The Times also observed that much of the overinflated house pricing may be down to “unscrupulous” estate agents, who are under pressure to get in new stock.
As a result, many sellers are being forced to cut asking prices in order to sell their homes.
According to property market analysts Propcision, 28% of properties listed in London were discounted. This figure was 26% in Manchester and 19% in Birmingham.
Indeed, the latest house price index from Halifax indicated a slowdown in the annual rate of growth from 5.7% in January to 5.1% in February 2017 – the lowest since July 2013.
Halifax housing economist, Martin Ellis, stated that: “A sustained period of house price growth in excess of pay rises has made it increasingly difficult for many to purchase a home”.
Lucian Cook, director of residential research at Savills, also noted that: “Transactions would not increase until 2019, once Brexit talks are under way”.
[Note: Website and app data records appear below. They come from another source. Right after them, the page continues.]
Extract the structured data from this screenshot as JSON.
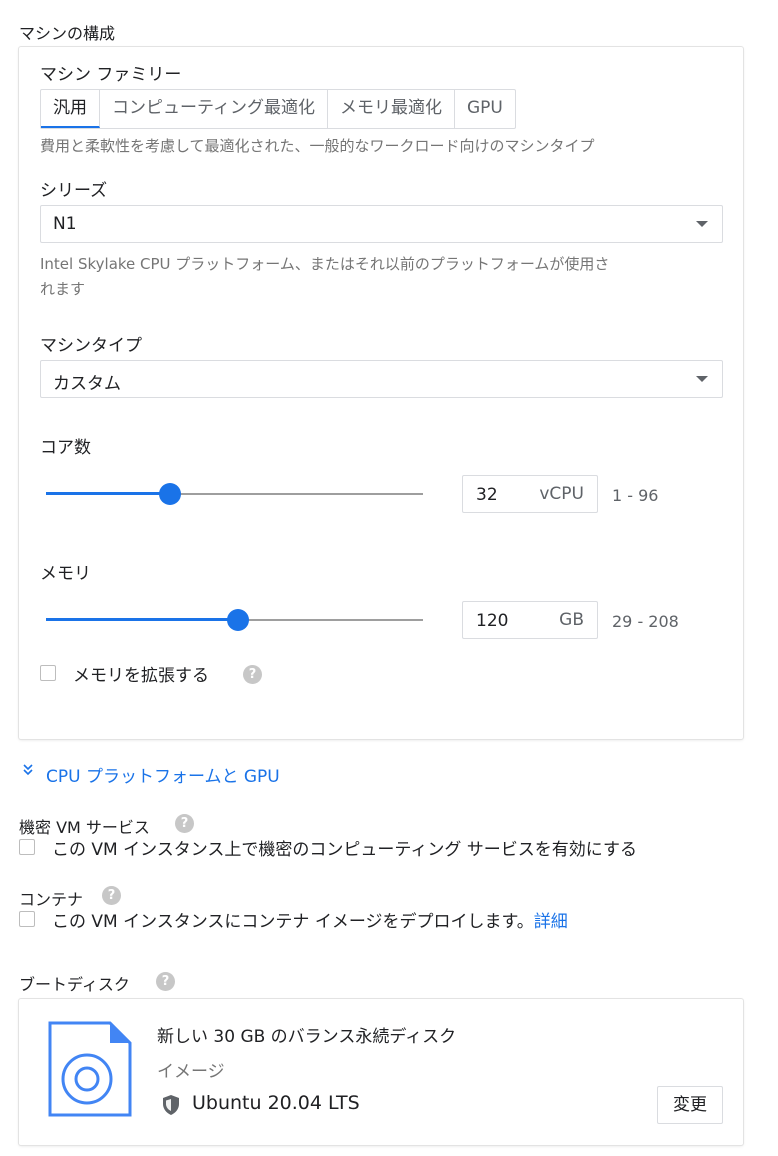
{
  "machine_config": {
    "title": "マシンの構成",
    "family_label": "マシン ファミリー",
    "family_tabs": [
      {
        "label": "汎用",
        "active": true
      },
      {
        "label": "コンピューティング最適化",
        "active": false
      },
      {
        "label": "メモリ最適化",
        "active": false
      },
      {
        "label": "GPU",
        "active": false
      }
    ],
    "family_description": "費用と柔軟性を考慮して最適化された、一般的なワークロード向けのマシンタイプ",
    "series_label": "シリーズ",
    "series_value": "N1",
    "series_description_line1": "Intel Skylake CPU プラットフォーム、またはそれ以前のプラットフォームが使用さ",
    "series_description_line2": "れます",
    "type_label": "マシンタイプ",
    "type_value": "カスタム",
    "cores": {
      "label": "コア数",
      "value": "32",
      "unit": "vCPU",
      "range": "1 - 96",
      "slider_fraction": 0.33
    },
    "memory": {
      "label": "メモリ",
      "value": "120",
      "unit": "GB",
      "range": "29 - 208",
      "slider_fraction": 0.51
    },
    "extend_memory_label": "メモリを拡張する",
    "extend_memory_checked": false
  },
  "cpu_platform_link": "CPU プラットフォームと GPU",
  "confidential": {
    "title": "機密 VM サービス",
    "checkbox_label": "この VM インスタンス上で機密のコンピューティング サービスを有効にする",
    "checked": false
  },
  "container": {
    "title": "コンテナ",
    "checkbox_label": "この VM インスタンスにコンテナ イメージをデプロイします。",
    "link": "詳細",
    "checked": false
  },
  "boot_disk": {
    "title": "ブートディスク",
    "description": "新しい 30 GB のバランス永続ディスク",
    "image_label": "イメージ",
    "image_value": "Ubuntu 20.04 LTS",
    "change_button": "変更"
  },
  "colors": {
    "accent": "#1a73e8",
    "help_icon": "#c7c7c7"
  },
  "icons": {
    "help": "help-circle-icon",
    "expand": "double-chevron-down-icon",
    "disk": "disk-file-icon",
    "shield": "shield-icon",
    "dropdown": "caret-down-icon"
  }
}
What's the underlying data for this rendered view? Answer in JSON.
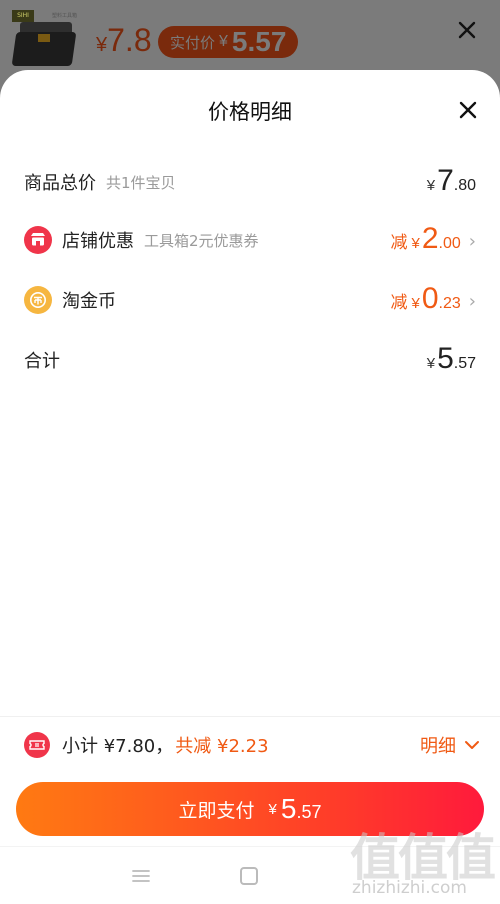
{
  "product_strip": {
    "thumb_tag": "SIHI",
    "thumb_caption": "塑料工具箱",
    "original_price_symbol": "¥",
    "original_price": "7.8",
    "real_price_label": "实付价",
    "real_price_symbol": "¥",
    "real_price": "5.57"
  },
  "sheet": {
    "title": "价格明细"
  },
  "rows": {
    "total": {
      "label": "商品总价",
      "sub": "共1件宝贝",
      "symbol": "¥",
      "int": "7",
      "dec": ".80"
    },
    "shop_discount": {
      "label": "店铺优惠",
      "sub": "工具箱2元优惠券",
      "prefix": "减",
      "symbol": "¥",
      "int": "2",
      "dec": ".00",
      "icon": "shop-icon"
    },
    "taojinbi": {
      "label": "淘金币",
      "prefix": "减",
      "symbol": "¥",
      "int": "0",
      "dec": ".23",
      "icon": "coin-icon"
    },
    "sum": {
      "label": "合计",
      "symbol": "¥",
      "int": "5",
      "dec": ".57"
    }
  },
  "footer": {
    "subtotal_text": "小计 ¥7.80，",
    "reduce_text": "共减 ¥2.23",
    "detail_label": "明细",
    "pay_label": "立即支付",
    "pay_symbol": "¥",
    "pay_int": "5",
    "pay_dec": ".57"
  },
  "watermark": {
    "chars": "值值值",
    "url": "zhizhizhi.com"
  },
  "colors": {
    "accent_orange": "#f05a14",
    "shop_red": "#f0354a",
    "coin_gold": "#f6b640",
    "pay_gradient_start": "#ff7a12",
    "pay_gradient_end": "#ff1a3c"
  }
}
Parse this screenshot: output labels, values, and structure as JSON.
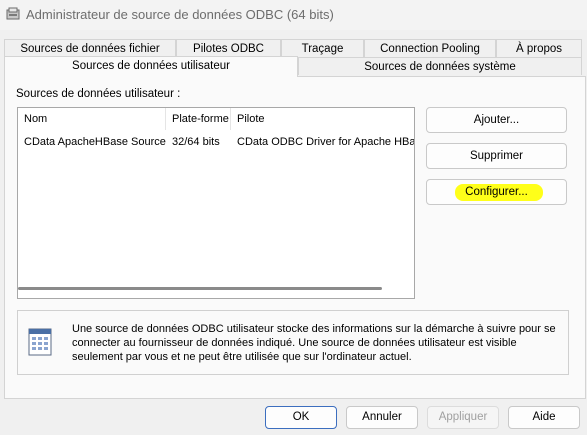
{
  "window": {
    "title": "Administrateur de source de données ODBC (64 bits)"
  },
  "tabs": {
    "row1": [
      "Sources de données fichier",
      "Pilotes ODBC",
      "Traçage",
      "Connection Pooling",
      "À propos"
    ],
    "row2": [
      "Sources de données utilisateur",
      "Sources de données système"
    ],
    "active": "Sources de données utilisateur"
  },
  "list": {
    "label": "Sources de données utilisateur :",
    "columns": [
      "Nom",
      "Plate-forme",
      "Pilote"
    ],
    "rows": [
      {
        "nom": "CData ApacheHBase Source",
        "plateforme": "32/64 bits",
        "pilote": "CData ODBC Driver for Apache HBas"
      }
    ]
  },
  "actions": {
    "add": "Ajouter...",
    "remove": "Supprimer",
    "configure": "Configurer..."
  },
  "info": {
    "text": "Une source de données ODBC utilisateur stocke des informations sur la démarche à suivre pour se connecter au fournisseur de données indiqué.   Une source de données utilisateur est visible seulement par vous et ne peut être utilisée que sur l'ordinateur actuel."
  },
  "footer": {
    "ok": "OK",
    "cancel": "Annuler",
    "apply": "Appliquer",
    "help": "Aide"
  },
  "colors": {
    "highlight": "#ffff00",
    "accent": "#3c6ebf"
  }
}
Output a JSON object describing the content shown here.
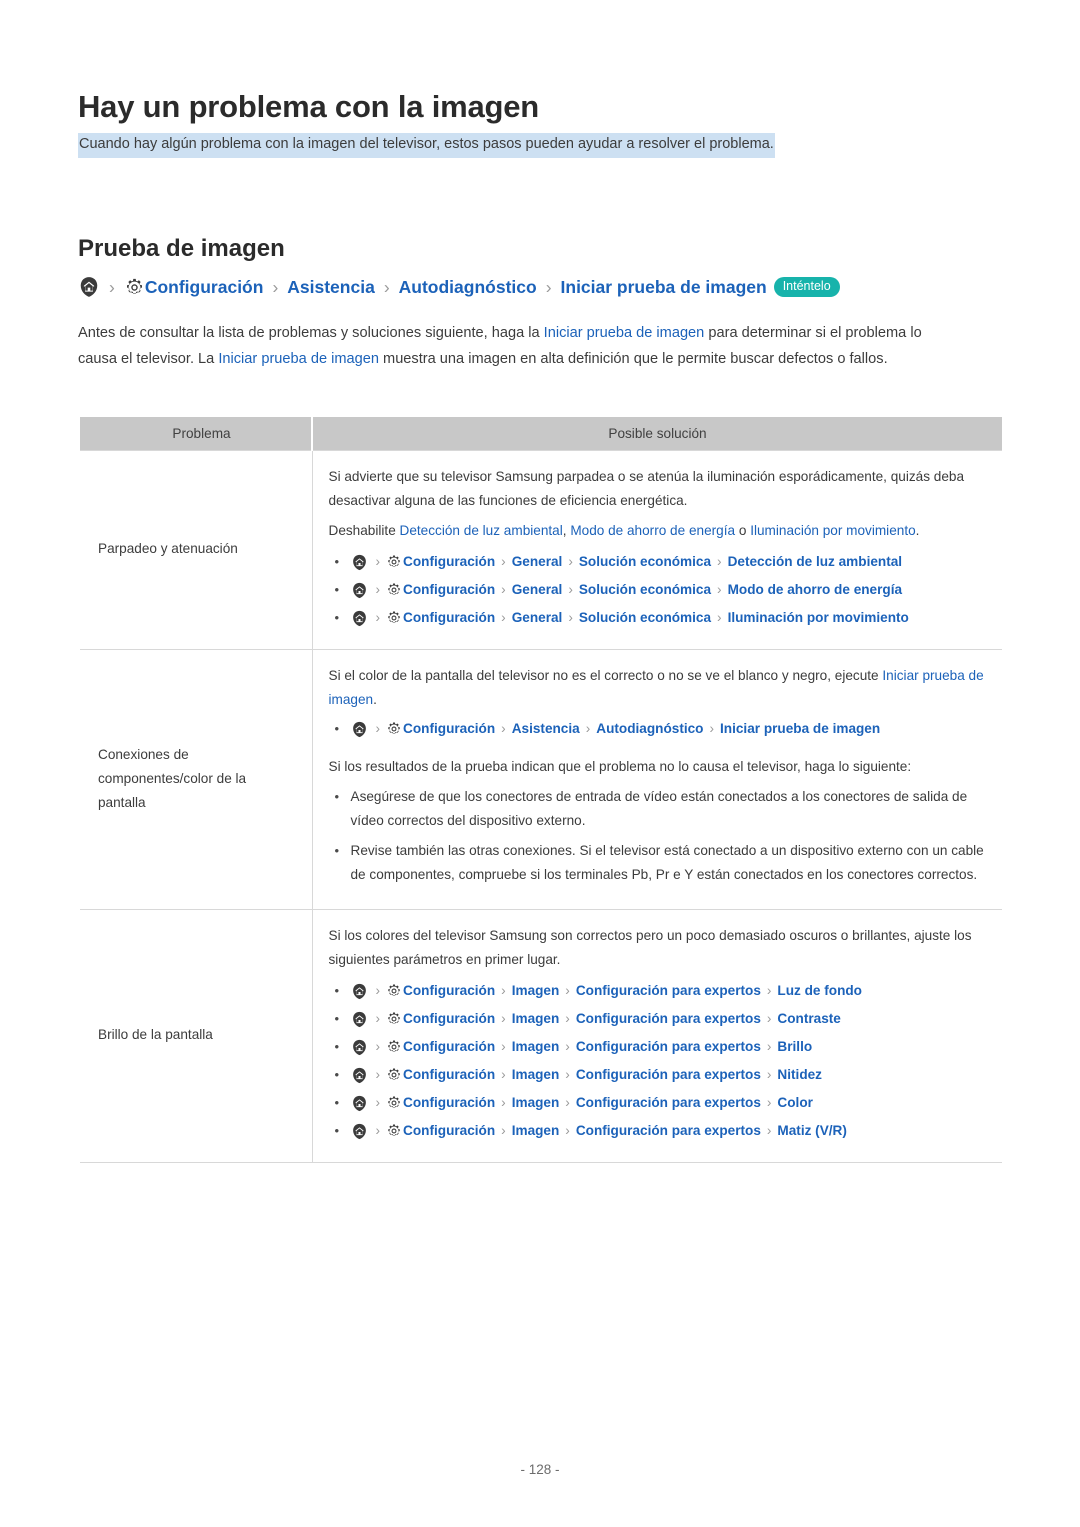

Despite this fairly gloomy outlook, the UK’s total trade deficit actually narrowed from October 2016 to January 2017; confusing the impact of Brexit on the UK economy. However, market commentators were quick to point out that this is largely due to a rise in sales of gold from the UK to countries such as China. In the final three months of 2016, exports to Switzerland, where the gold is recast before being shipped to China, were at their highest ever level.
Movements in the trade of gold can have a very distorting effect on domestic GDP figures, so it is important to be wary of these trade deficit figures when analysing the impact on the real economy.
Meanwhile, the real estate sector remains in uncertain territory as it looks forward to the conclusion of this volatile period.